The intimate and inspiring life-story of an American girl whose magic art and fascinating personality have made her the idol of two continents. Every one who has ever heard Miss Farrar sing or seen her act should own this absorbing book.
k-bordered handkerchief; and the other boys and girls stood aside in silence as I passed, leaving me alone with my grief.
For six weeks I played the tragedy; and then in the twinkling of an eye the mood, in which I had been genuinely serious, passed away. In life this young boy had meant absolutely nothing to me; in death he became a dramatic possibility which I utilized unconsciously as an outlet for my emotion. I was not pretending; I was terribly in earnest. I actually believed in my grief. Who can say that it was "only acting"?

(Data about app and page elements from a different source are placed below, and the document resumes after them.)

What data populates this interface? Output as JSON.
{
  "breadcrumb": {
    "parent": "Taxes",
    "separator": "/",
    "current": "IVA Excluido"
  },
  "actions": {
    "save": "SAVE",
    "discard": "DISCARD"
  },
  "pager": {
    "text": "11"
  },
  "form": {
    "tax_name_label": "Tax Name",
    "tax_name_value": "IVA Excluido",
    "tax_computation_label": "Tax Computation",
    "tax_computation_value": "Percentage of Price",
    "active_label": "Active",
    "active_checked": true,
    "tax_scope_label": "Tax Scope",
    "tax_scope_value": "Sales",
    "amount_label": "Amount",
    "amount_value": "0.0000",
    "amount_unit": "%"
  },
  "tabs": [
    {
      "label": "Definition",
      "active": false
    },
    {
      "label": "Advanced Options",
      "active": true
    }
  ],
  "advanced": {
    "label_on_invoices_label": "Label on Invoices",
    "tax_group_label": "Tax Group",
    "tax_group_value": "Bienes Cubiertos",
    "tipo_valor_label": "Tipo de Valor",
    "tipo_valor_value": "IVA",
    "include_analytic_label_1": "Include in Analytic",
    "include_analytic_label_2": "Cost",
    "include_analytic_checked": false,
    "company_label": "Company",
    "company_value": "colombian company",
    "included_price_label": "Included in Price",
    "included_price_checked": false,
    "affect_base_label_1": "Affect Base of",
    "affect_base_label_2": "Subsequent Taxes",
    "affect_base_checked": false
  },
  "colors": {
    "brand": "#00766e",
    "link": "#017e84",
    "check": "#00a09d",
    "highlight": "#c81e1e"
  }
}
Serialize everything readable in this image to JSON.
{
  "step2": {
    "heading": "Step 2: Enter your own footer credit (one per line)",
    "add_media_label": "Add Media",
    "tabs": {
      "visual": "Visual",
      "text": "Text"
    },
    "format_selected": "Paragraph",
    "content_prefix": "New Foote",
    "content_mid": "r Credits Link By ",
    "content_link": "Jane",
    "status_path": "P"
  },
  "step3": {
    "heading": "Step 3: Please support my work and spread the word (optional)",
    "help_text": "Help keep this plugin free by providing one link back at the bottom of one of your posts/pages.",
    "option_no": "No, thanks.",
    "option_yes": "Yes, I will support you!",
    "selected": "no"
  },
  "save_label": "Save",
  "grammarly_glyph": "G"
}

A temper, which I regret to confess time has not very much chastened, came to the front in my school days, to the dismay of my mother. In 1892, when I was ten years old, the city of Melrose held a carnival and celebration to commemorate the four-hundredth anniversary of the discovery of America. Floats were planned to represent the thirteen original States. The selection of the school girl to impersonate Massachusetts fell to my class in the Grove Street School, and I